I am in the process of applying for a lease extension. The lease I have was the one I was given when I purchased the property in 2005.
The head lessee wrote to me last week informing me that the lease was altered in 1998 and informing me that the ground rent was increased from £25 to £125 and enclosing a bill for £700. The letter states that this alteration took place 'amongst other things' but is not specific about what these things are.
The same head lessee has been sending me bills for £25 annually since 2005.
I have been advised to pay this as the application for a lease extension will not be granted unless it is paid.
I do not have a copy of the lease that was altered in 1998, just an older lease that was given to me by my solicitor when the property was purchased which shows years remaking to be around 60.
I have written to the head lessee and asked for a copy of the 1998 lease with so far no response.
The Land Registry confirm that the ground rent was increased in 1998. My present solicitor has not provided me with any further information about this 1998 lease.
My question is, if the lease was altered in 1998 is it likely that it was extended at that time? If so, that should either render my application for a lease extension unnecessary, or should affect the negotiations for a fair price for the lease extension.
I would be very grateful for your advice.
First, if your lease was ‘altered’ in 1998, then you could reasonably expect to have been advised on this at the time of your 2005 purchase, by your solicitor and you should have been told about any deed of variation or other document that is registered against your title.
In any event, ground rent is not due unless it is demanded properly, in the prescribed form and a landlord cannot demand ground rent that ought to have been demanded more than six years ago. Therefore, your maximum exposure is 6 x £125, if your ground rent is £125 per annum and if has been demanded properly. Often, I advise leaseholders on ground rent demands, many of which a void for non-compliance.
It does not follow that if your lease was varied in 1998 that it was extended at that time but if there is a 1998 lease, it ought to be available at HM Land Registry. Assuming all the criteria are met, you will have a statutory right to extend your lease for a period of 90 years and the new lease will have a peppercorn ground rent and the premium will be determined by a surveyor but you seem unsure about the term of your lease and you should resolve this immediately because if your lease has less than 80 years on it, the premium for your lease extension will be higher.
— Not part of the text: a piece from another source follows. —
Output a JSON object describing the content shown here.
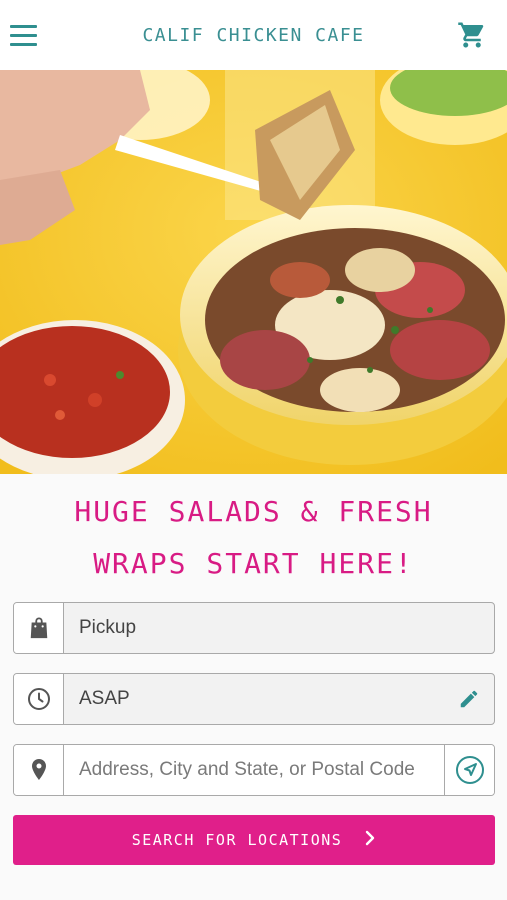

Shmuli Simon LLB (Hons), MIRPM, AssocRICS, Director of Legal Services at Integrity Property Management